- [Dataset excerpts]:

++++++++++++++++++++

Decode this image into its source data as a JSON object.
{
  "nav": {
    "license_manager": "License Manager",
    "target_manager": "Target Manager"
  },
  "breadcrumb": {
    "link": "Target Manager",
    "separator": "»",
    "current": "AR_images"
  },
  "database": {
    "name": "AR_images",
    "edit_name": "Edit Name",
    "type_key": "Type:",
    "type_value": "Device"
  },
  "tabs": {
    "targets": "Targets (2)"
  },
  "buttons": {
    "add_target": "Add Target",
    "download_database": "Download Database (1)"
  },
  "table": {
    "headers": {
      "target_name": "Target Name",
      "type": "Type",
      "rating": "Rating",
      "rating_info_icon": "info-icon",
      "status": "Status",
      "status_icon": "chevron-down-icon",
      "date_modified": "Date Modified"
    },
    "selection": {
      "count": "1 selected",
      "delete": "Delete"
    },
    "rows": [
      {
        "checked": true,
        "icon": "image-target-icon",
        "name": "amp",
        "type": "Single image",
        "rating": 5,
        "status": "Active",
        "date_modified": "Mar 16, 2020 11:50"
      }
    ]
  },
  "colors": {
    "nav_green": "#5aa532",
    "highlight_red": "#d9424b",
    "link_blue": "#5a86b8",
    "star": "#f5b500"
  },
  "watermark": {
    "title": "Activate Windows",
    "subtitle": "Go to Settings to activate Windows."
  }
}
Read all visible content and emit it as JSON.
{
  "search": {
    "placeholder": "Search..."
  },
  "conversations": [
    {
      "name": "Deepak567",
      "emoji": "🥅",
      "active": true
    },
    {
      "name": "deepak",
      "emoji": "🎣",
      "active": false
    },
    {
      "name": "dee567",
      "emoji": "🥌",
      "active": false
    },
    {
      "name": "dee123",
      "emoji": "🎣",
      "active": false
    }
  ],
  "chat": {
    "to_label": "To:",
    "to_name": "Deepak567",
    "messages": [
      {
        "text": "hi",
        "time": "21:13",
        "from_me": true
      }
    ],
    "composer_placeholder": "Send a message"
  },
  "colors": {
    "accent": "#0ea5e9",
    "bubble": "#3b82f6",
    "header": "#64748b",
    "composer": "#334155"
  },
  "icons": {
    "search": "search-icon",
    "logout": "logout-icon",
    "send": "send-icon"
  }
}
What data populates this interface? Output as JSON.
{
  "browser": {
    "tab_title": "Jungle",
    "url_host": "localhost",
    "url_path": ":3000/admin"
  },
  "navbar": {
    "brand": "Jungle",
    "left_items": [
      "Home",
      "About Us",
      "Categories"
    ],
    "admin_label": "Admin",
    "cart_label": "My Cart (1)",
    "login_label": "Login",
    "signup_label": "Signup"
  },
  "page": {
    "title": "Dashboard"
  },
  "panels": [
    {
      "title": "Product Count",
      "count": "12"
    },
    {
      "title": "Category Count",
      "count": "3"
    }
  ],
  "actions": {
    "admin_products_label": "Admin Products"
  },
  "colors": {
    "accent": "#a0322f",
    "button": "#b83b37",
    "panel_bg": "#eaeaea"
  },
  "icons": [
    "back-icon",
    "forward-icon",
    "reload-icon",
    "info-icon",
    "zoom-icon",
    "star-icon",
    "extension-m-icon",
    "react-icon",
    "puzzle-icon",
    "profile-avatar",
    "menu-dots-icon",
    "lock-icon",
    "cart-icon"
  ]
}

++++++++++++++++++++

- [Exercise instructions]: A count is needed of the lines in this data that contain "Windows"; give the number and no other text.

- [Finished exercise]: 2